Background: Antibodies against gastrointestinal antigens may indicate altered microbiota and immune responses in the gut. Recent experimental data suggest a connection between gastrointestinal immune responses and CNS autoimmunity.

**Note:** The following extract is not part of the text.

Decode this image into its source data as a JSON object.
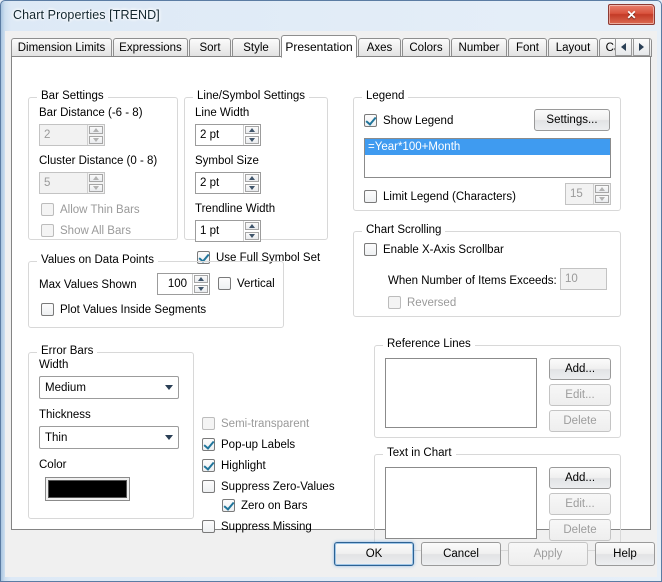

Methods: Antibodies against gliadin, tissue transglutaminase (tTG), intrinsic factor (IF), parietal cells (PC) and Saccharomyces cerevisiae (ASCA) were screened in the sera of 45 patients with AQP4-seropositive neuromyelitis optica (NMO) and NMO spectrum diseases (NMO/NMO-SD), 17 patients with AQP4-seronegative NMO, 85 patients with clinically definite multiple sclerosis (MS), and 48 healthy controls (HC). Results: Thirty-seven percentages of patients with AQP4-seropositive NMO/NMO-SD and 28% of patients with MS had at least one particular antibody in contrast to 8% of HC (P < 0.01, respectively). Antibodies were most common (46%) in AQP4-seropositive myelitis (P = 0.01 versus HS, P = 0.05 versus MS). Anti-gliadin and ASCA were more frequent in the AQP4-seropositive NMO-spectrum compared to controls (P = 0.01 and P < 0.05, respectively). Conclusion: Antibody responses against gastrointestinal antigens are common in MS and AQP4-seropositive NMO/NMO-SD, especially in longitudinally extensive myelitis.
ASJC Scopus subject areas
- Clinical Neurology